If a bill is passed that requires all new buildings to possess rooftop panels, the solar panel industry will increase to support the additional demand. With the help of the federal and local government, more solar-making facilities could be constructed creating thousands of jobs, and ultimately lowering the cost of solar energy. Less generators would also be necessary, and the thought of losing power during a storm will decrease dramatically, which could save lives and food from being wasted.
I would truly like to see a difference in the way we live our lives. Yes, it is beneficial to start converting cars to electric to produce less carbon emissions, or picking up trash from the beach, but why not prevent mistakes before they happen?
I am always reminded of this by my parents, who constantly say how it is easier to do something once, then to try correcting it later.
Installing solar panels on thousands of houses will take many years, but who knows how much longer we can depend on fossil fuels?
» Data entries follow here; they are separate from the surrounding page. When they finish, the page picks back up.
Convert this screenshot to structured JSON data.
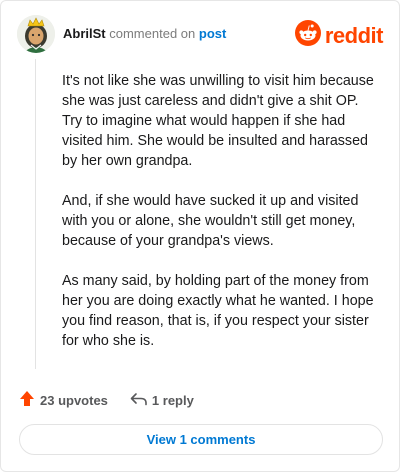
{
  "header": {
    "username": "AbrilSt",
    "action_text": "commented on",
    "post_link": "post",
    "brand": "reddit",
    "avatar_icon": "user-avatar-icon",
    "brand_icon": "reddit-snoo-icon"
  },
  "comment": {
    "paragraphs": [
      "It's not like she was unwilling to visit him because she was just careless and didn't give a shit OP. Try to imagine what would happen if she had visited him. She would be insulted and harassed by her own grandpa.",
      "And, if she would have sucked it up and visited with you or alone, she wouldn't still get money, because of your grandpa's views.",
      "As many said, by holding part of the money from her you are doing exactly what he wanted. I hope you find reason, that is, if you respect your sister for who she is."
    ]
  },
  "footer": {
    "upvotes": "23 upvotes",
    "replies": "1 reply",
    "view_comments": "View 1 comments",
    "upvote_icon": "upvote-arrow-icon",
    "reply_icon": "reply-arrow-icon"
  },
  "colors": {
    "brand": "#ff4500",
    "link": "#0079d3",
    "upvote": "#ff4500",
    "muted": "#7c7c7c"
  }
}
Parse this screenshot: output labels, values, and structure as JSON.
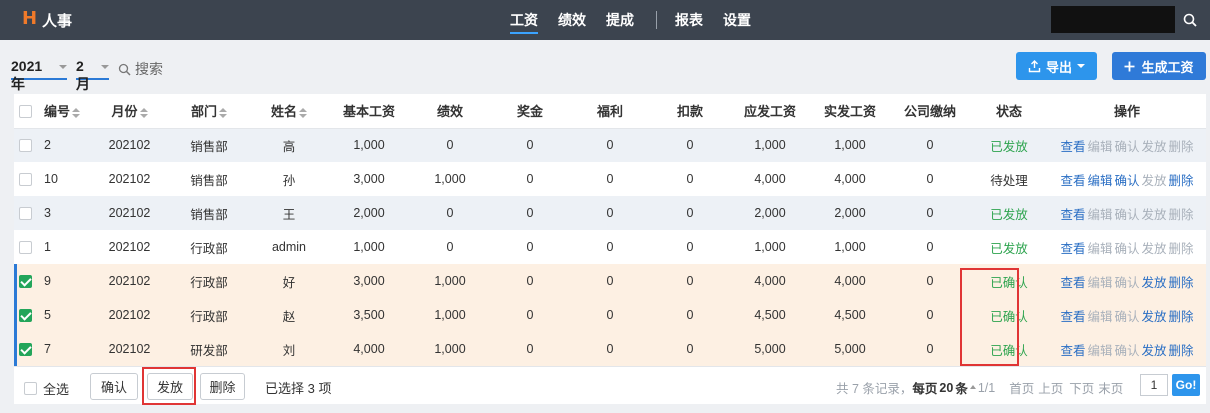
{
  "app": {
    "logo": "H",
    "title": "人事"
  },
  "nav": {
    "items": [
      {
        "label": "工资",
        "active": true
      },
      {
        "label": "绩效",
        "active": false
      },
      {
        "label": "提成",
        "active": false
      }
    ],
    "items_right": [
      {
        "label": "报表"
      },
      {
        "label": "设置"
      }
    ]
  },
  "filters": {
    "year": "2021年",
    "month": "2月",
    "search_label": "搜索"
  },
  "actions": {
    "export_label": "导出",
    "generate_label": "生成工资"
  },
  "table": {
    "columns": [
      "编号",
      "月份",
      "部门",
      "姓名",
      "基本工资",
      "绩效",
      "奖金",
      "福利",
      "扣款",
      "应发工资",
      "实发工资",
      "公司缴纳",
      "状态",
      "操作"
    ],
    "rows": [
      {
        "id": "2",
        "month": "202102",
        "dept": "销售部",
        "name": "高",
        "base": "1,000",
        "perf": "0",
        "bonus": "0",
        "welfare": "0",
        "deduct": "0",
        "gross": "1,000",
        "net": "1,000",
        "company": "0",
        "status": "已发放",
        "status_color": "#2ea44f",
        "checked": false,
        "row_style": "striped",
        "ops": [
          {
            "label": "查看",
            "enabled": true
          },
          {
            "label": "编辑",
            "enabled": false
          },
          {
            "label": "确认",
            "enabled": false
          },
          {
            "label": "发放",
            "enabled": false
          },
          {
            "label": "删除",
            "enabled": false
          }
        ]
      },
      {
        "id": "10",
        "month": "202102",
        "dept": "销售部",
        "name": "孙",
        "base": "3,000",
        "perf": "1,000",
        "bonus": "0",
        "welfare": "0",
        "deduct": "0",
        "gross": "4,000",
        "net": "4,000",
        "company": "0",
        "status": "待处理",
        "status_color": "#333333",
        "checked": false,
        "row_style": "plain",
        "ops": [
          {
            "label": "查看",
            "enabled": true
          },
          {
            "label": "编辑",
            "enabled": true
          },
          {
            "label": "确认",
            "enabled": true
          },
          {
            "label": "发放",
            "enabled": false
          },
          {
            "label": "删除",
            "enabled": true
          }
        ]
      },
      {
        "id": "3",
        "month": "202102",
        "dept": "销售部",
        "name": "王",
        "base": "2,000",
        "perf": "0",
        "bonus": "0",
        "welfare": "0",
        "deduct": "0",
        "gross": "2,000",
        "net": "2,000",
        "company": "0",
        "status": "已发放",
        "status_color": "#2ea44f",
        "checked": false,
        "row_style": "striped",
        "ops": [
          {
            "label": "查看",
            "enabled": true
          },
          {
            "label": "编辑",
            "enabled": false
          },
          {
            "label": "确认",
            "enabled": false
          },
          {
            "label": "发放",
            "enabled": false
          },
          {
            "label": "删除",
            "enabled": false
          }
        ]
      },
      {
        "id": "1",
        "month": "202102",
        "dept": "行政部",
        "name": "admin",
        "base": "1,000",
        "perf": "0",
        "bonus": "0",
        "welfare": "0",
        "deduct": "0",
        "gross": "1,000",
        "net": "1,000",
        "company": "0",
        "status": "已发放",
        "status_color": "#2ea44f",
        "checked": false,
        "row_style": "plain",
        "ops": [
          {
            "label": "查看",
            "enabled": true
          },
          {
            "label": "编辑",
            "enabled": false
          },
          {
            "label": "确认",
            "enabled": false
          },
          {
            "label": "发放",
            "enabled": false
          },
          {
            "label": "删除",
            "enabled": false
          }
        ]
      },
      {
        "id": "9",
        "month": "202102",
        "dept": "行政部",
        "name": "好",
        "base": "3,000",
        "perf": "1,000",
        "bonus": "0",
        "welfare": "0",
        "deduct": "0",
        "gross": "4,000",
        "net": "4,000",
        "company": "0",
        "status": "已确认",
        "status_color": "#2ea44f",
        "checked": true,
        "row_style": "selected",
        "ops": [
          {
            "label": "查看",
            "enabled": true
          },
          {
            "label": "编辑",
            "enabled": false
          },
          {
            "label": "确认",
            "enabled": false
          },
          {
            "label": "发放",
            "enabled": true
          },
          {
            "label": "删除",
            "enabled": true
          }
        ]
      },
      {
        "id": "5",
        "month": "202102",
        "dept": "行政部",
        "name": "赵",
        "base": "3,500",
        "perf": "1,000",
        "bonus": "0",
        "welfare": "0",
        "deduct": "0",
        "gross": "4,500",
        "net": "4,500",
        "company": "0",
        "status": "已确认",
        "status_color": "#2ea44f",
        "checked": true,
        "row_style": "selected",
        "ops": [
          {
            "label": "查看",
            "enabled": true
          },
          {
            "label": "编辑",
            "enabled": false
          },
          {
            "label": "确认",
            "enabled": false
          },
          {
            "label": "发放",
            "enabled": true
          },
          {
            "label": "删除",
            "enabled": true
          }
        ]
      },
      {
        "id": "7",
        "month": "202102",
        "dept": "研发部",
        "name": "刘",
        "base": "4,000",
        "perf": "1,000",
        "bonus": "0",
        "welfare": "0",
        "deduct": "0",
        "gross": "5,000",
        "net": "5,000",
        "company": "0",
        "status": "已确认",
        "status_color": "#2ea44f",
        "checked": true,
        "row_style": "selected",
        "ops": [
          {
            "label": "查看",
            "enabled": true
          },
          {
            "label": "编辑",
            "enabled": false
          },
          {
            "label": "确认",
            "enabled": false
          },
          {
            "label": "发放",
            "enabled": true
          },
          {
            "label": "删除",
            "enabled": true
          }
        ]
      }
    ]
  },
  "footer": {
    "select_all_label": "全选",
    "confirm_label": "确认",
    "issue_label": "发放",
    "delete_label": "删除",
    "selected_text": "已选择 3 项",
    "records_text": "共 7 条记录，",
    "per_page_prefix": "每页",
    "per_page_value": "20",
    "per_page_suffix": "条",
    "page_info": "1/1",
    "first_page": "首页",
    "prev_page": "上页",
    "next_page": "下页",
    "last_page": "末页",
    "page_input_value": "1",
    "go_label": "Go!"
  },
  "colors": {
    "topbar": "#3c444f",
    "accent": "#2d95ec",
    "status_green": "#2ea44f",
    "highlight": "#e03535",
    "selected_row": "#fdf0e3"
  }
}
By getting a head start and educating the “kids of tomorrow,” our future will be brighter with a reliable source of energy.
I never had a passion for solar energy or climate change, but after researching and actually trying it out, a new interest emerged.
Who knows, maybe in a couple years all buildings and automobiles will be 100 percent solar powered, not just my chicken coop.
Joshua Miller is a junior at Central Bucks High School West in Doylestown Borough, Pennsylvania. An avid Philadelphia 76ers fan, he’s also a member of Bucks County’s 4-H Club.
This article originally appeared on Bucks County Courier Times: Solar power is key to a bright future without fossil fuels